Beautifully written reflections on the history of Israel from a very personal standpoint. Ultimately life-affirming and depressing at the same time, t...moreBeautifully written reflections on the history of Israel from a very personal standpoint. Ultimately life-affirming and depressing at the same time, this is a book that anyone interested in the Israeli-Palestinian conflict should read.(less)
Riveting historical fiction about a frustrated architect in Nazi-occupied Paris. Desperate for commissions, he agrees to construct a hiding place for...moreRiveting historical fiction about a frustrated architect in Nazi-occupied Paris. Desperate for commissions, he agrees to construct a hiding place for a Jew--despite the enormous risks--because a commission for a major architectural project is tied to his accepting to build the hiding place. Much to his surprise, he becomes enchanted with outwitting the Nazis with his cleverness, until disaster finally strikes and his morals come into question. Very well written and poses interesting questions about the role of collaborators with the Nazis, among other issues.(less)

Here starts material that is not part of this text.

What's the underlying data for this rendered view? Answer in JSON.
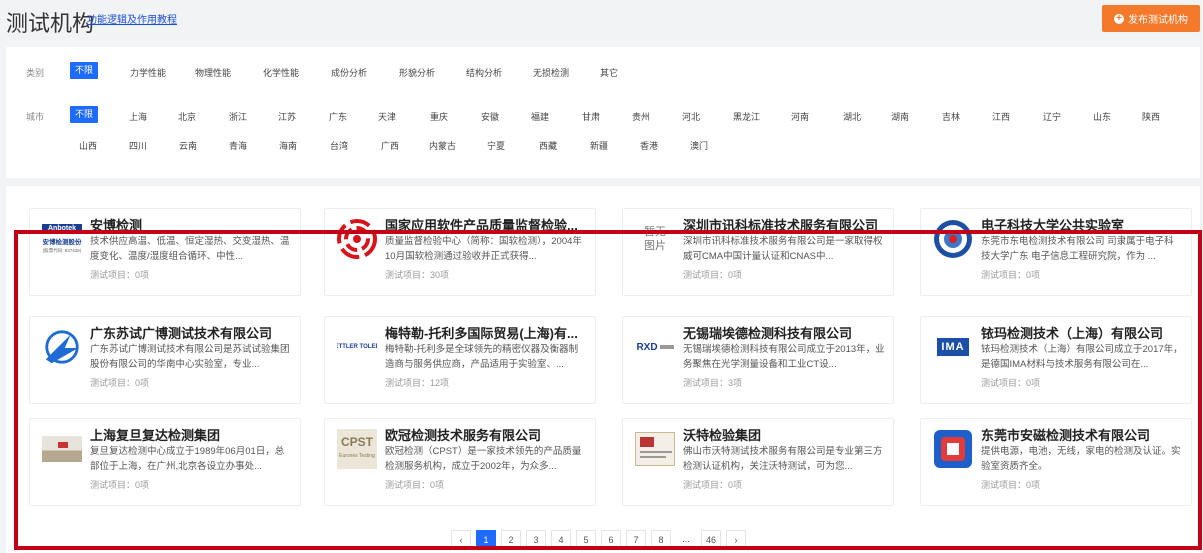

Good sequel to Dagger Quick--great for pirate fans, fans of historical adventure books. I recommend reading Dagger Quick first to better appreciate th...moreGood sequel to Dagger Quick--great for pirate fans, fans of historical adventure books. I recommend reading Dagger Quick first to better appreciate this sequel. A third volume will complete the trilogy. (less)
This is a beautiful, funny, and heartbreaking story of a young girl suffering from leukemia who's given up hope and a self-centered African grey parro...moreThis is a beautiful, funny, and heartbreaking story of a young girl suffering from leukemia who's given up hope and a self-centered African grey parrot whose owner (servant in the parrot's mind) dies and who unexpectedly finds himself homeless in the great big world. The two come together through mutual need for companionship--and banana nut muffins--as their stories are told side by side. (less)
If you fell in love with Hetty Feather in her first book, do not despair--you can follow her further adventures as she grows up in two sequels, Sapphi...moreIf you fell in love with Hetty Feather in her first book, do not despair--you can follow her further adventures as she grows up in two sequels, Sapphire Battersea and Emerald Star. In Sapphire Battersea, Hetty is 14, has discovered who her mother really is, and begins the life the Foundling Hospital has prepared her for--as a scullery maid. But fate has other things in store for Hetty--including a stint as a "pocket-sized mermaid" in a freak show. (less)